- Collection entries:
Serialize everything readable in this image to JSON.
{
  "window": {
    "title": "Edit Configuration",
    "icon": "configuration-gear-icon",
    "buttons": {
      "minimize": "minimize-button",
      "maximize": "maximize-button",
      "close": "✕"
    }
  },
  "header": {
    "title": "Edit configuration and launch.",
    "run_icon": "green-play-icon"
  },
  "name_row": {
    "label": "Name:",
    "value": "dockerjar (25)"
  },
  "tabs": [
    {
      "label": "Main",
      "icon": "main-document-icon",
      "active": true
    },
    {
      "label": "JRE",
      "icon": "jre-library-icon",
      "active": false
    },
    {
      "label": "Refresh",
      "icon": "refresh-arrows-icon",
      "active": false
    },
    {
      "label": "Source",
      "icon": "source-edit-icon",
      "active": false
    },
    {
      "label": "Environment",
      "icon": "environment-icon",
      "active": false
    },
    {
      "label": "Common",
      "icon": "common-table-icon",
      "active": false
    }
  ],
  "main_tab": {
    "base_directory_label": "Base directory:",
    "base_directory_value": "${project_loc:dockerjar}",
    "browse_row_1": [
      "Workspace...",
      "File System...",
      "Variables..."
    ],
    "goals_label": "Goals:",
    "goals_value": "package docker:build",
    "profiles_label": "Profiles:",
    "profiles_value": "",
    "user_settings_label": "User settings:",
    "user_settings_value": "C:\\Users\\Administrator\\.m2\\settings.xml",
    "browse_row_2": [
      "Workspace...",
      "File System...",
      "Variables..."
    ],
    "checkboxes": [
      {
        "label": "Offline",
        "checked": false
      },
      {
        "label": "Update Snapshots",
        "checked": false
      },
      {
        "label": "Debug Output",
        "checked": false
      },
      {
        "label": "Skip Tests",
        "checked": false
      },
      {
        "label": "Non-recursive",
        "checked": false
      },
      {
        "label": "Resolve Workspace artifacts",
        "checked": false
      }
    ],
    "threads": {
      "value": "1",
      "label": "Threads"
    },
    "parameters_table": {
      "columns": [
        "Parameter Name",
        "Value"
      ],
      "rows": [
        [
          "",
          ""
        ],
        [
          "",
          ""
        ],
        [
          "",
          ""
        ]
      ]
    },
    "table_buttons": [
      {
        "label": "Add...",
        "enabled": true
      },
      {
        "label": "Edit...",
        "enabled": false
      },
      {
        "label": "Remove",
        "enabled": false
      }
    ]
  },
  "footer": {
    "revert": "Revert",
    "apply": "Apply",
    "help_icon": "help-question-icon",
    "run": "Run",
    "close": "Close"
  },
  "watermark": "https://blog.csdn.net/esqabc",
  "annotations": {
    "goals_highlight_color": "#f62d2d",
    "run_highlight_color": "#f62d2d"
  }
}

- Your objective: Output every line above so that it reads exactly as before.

- Task result:
Serialize everything readable in this image to JSON.
{
  "window": {
    "title": "Edit Configuration",
    "icon": "configuration-gear-icon",
    "buttons": {
      "minimize": "minimize-button",
      "maximize": "maximize-button",
      "close": "✕"
    }
  },
  "header": {
    "title": "Edit configuration and launch.",
    "run_icon": "green-play-icon"
  },
  "name_row": {
    "label": "Name:",
    "value": "dockerjar (25)"
  },
  "tabs": [
    {
      "label": "Main",
      "icon": "main-document-icon",
      "active": true
    },
    {
      "label": "JRE",
      "icon": "jre-library-icon",
      "active": false
    },
    {
      "label": "Refresh",
      "icon": "refresh-arrows-icon",
      "active": false
    },
    {
      "label": "Source",
      "icon": "source-edit-icon",
      "active": false
    },
    {
      "label": "Environment",
      "icon": "environment-icon",
      "active": false
    },
    {
      "label": "Common",
      "icon": "common-table-icon",
      "active": false
    }
  ],
  "main_tab": {
    "base_directory_label": "Base directory:",
    "base_directory_value": "${project_loc:dockerjar}",
    "browse_row_1": [
      "Workspace...",
      "File System...",
      "Variables..."
    ],
    "goals_label": "Goals:",
    "goals_value": "package docker:build",
    "profiles_label": "Profiles:",
    "profiles_value": "",
    "user_settings_label": "User settings:",
    "user_settings_value": "C:\\Users\\Administrator\\.m2\\settings.xml",
    "browse_row_2": [
      "Workspace...",
      "File System...",
      "Variables..."
    ],
    "checkboxes": [
      {
        "label": "Offline",
        "checked": false
      },
      {
        "label": "Update Snapshots",
        "checked": false
      },
      {
        "label": "Debug Output",
        "checked": false
      },
      {
        "label": "Skip Tests",
        "checked": false
      },
      {
        "label": "Non-recursive",
        "checked": false
      },
      {
        "label": "Resolve Workspace artifacts",
        "checked": false
      }
    ],
    "threads": {
      "value": "1",
      "label": "Threads"
    },
    "parameters_table": {
      "columns": [
        "Parameter Name",
        "Value"
      ],
      "rows": [
        [
          "",
          ""
        ],
        [
          "",
          ""
        ],
        [
          "",
          ""
        ]
      ]
    },
    "table_buttons": [
      {
        "label": "Add...",
        "enabled": true
      },
      {
        "label": "Edit...",
        "enabled": false
      },
      {
        "label": "Remove",
        "enabled": false
      }
    ]
  },
  "footer": {
    "revert": "Revert",
    "apply": "Apply",
    "help_icon": "help-question-icon",
    "run": "Run",
    "close": "Close"
  },
  "watermark": "https://blog.csdn.net/esqabc",
  "annotations": {
    "goals_highlight_color": "#f62d2d",
    "run_highlight_color": "#f62d2d"
  }
}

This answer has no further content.